[A] message for our children:
Hold your head high. Our ancestors have fought to move mountains. We will continue to soar through the peaks and valleys. One man can not take away your pride or evoke fear. You will stand tall like the Kings and Queens you are. Who is president doesn’t validate your greatness; your achievements and resiliency show who you are. Keep pushing, that is what builds strength. Keep fighting, that’s what builds hope. And continue to love because that’s what truly keeps you free.
“My Biggest Fears Have Already Started Happening”
[I was] stunned. I stayed up as long as possible and watched the percentages come in from the rural areas in various states. I actually cried around 12:30 a.m. and decided to turn off the TV and just pray that what I saw would change in the morning. It didn’t. My 3 year old came to my room around 5:30 a.m. and I just hugged on her extra tight.
A Donald Trump presidency means the hatred [and] acts of violence against people of color and any minority group will be amplified 100 fold. It’s already happening. My biggest fears have already started happening. I can’t help but wonder when the hatred will be directed towards me, my children, or my husband. My whole family actually. [The] biggest challenge would be my worry for my children. Their future, their education, them being judged even at their young ages because of the color of their skin.

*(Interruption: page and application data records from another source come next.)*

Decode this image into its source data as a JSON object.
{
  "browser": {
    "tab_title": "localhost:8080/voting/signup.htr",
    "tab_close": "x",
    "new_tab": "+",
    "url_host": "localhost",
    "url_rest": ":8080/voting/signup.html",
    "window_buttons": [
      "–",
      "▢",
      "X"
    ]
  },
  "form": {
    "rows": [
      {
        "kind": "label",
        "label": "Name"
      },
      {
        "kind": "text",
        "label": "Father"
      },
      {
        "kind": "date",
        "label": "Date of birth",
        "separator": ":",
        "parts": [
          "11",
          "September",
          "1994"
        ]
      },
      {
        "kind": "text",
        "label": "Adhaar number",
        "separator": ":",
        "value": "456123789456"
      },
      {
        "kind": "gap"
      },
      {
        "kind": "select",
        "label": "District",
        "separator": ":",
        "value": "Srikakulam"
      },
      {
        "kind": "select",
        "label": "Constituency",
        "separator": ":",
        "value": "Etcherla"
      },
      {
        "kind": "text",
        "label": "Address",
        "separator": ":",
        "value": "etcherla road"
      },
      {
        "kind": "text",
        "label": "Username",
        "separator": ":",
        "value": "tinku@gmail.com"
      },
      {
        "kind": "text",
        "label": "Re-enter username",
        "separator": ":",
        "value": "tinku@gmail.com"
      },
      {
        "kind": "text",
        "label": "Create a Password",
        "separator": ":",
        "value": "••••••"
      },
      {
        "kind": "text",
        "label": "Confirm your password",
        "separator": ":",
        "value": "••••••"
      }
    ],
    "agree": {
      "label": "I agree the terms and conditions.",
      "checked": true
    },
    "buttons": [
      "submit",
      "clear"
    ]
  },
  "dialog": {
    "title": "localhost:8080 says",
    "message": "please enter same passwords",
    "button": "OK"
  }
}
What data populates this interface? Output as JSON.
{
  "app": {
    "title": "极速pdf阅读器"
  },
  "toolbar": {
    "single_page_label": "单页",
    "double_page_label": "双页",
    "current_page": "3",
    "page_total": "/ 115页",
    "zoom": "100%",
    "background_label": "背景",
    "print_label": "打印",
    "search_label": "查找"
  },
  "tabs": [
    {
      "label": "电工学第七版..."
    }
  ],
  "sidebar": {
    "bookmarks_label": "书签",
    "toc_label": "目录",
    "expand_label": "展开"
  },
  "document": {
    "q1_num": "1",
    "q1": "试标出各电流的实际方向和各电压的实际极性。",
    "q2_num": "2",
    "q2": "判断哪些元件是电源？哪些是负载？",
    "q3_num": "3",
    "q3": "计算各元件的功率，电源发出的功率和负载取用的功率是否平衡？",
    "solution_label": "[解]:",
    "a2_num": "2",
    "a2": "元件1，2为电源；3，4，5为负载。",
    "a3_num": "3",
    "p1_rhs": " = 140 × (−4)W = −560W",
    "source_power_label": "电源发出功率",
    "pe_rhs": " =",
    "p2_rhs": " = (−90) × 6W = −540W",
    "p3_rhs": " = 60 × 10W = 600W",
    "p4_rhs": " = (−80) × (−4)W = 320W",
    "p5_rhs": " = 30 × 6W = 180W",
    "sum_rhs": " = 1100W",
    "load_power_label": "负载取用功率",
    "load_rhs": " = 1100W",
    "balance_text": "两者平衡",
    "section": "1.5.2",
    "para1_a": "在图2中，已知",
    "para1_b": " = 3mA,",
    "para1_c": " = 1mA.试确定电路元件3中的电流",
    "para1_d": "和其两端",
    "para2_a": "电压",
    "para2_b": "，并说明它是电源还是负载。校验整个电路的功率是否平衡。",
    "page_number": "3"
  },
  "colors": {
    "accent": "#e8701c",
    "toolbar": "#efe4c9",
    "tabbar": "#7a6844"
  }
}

My 3 year old asked if Hillary Clinton was our president now. I told her “no” and left it at that. She’s too young to understand all the words I would have to use to describe Trump. How could I tell her that a man who glorifies sexual assault, bigotry, and hatred is now our president? How can I explain even the first part to her as I myself being a sexual assault survivor can’t wrap my mind around it. So I’m letting her be innocent while her dad and I figure things out.
You can’t skip over all the hateful things he said and has done to get here.
The conversation with my husband was simple: “I want to leave.” That’s what I said. For many reasons we can’t, but that’s what I said. We have not discussed much else right now. We are both still processing.
To survive and thrive, I’m continuing [my] entrepreneurial journey with my husband’s support. I’m also continuing to teach the values we stand for to our children. I’m teaching them about compassion, kindness, equality, and love. And I’m praying!
As a mother, women of color, abuse survivor, and a person who comes from a Caribbean background, I find it hard to see how anyone who truly believes we all have equal rights [could vote] for Trump. People are saying things like “he was misquoted or he needs an etiquette class” or that they want a change from big government. Nope, I’m not buying that. You can’t skip over all the hateful things he said and has done to get here. You can’t.
—MJ of FAB Haute Mama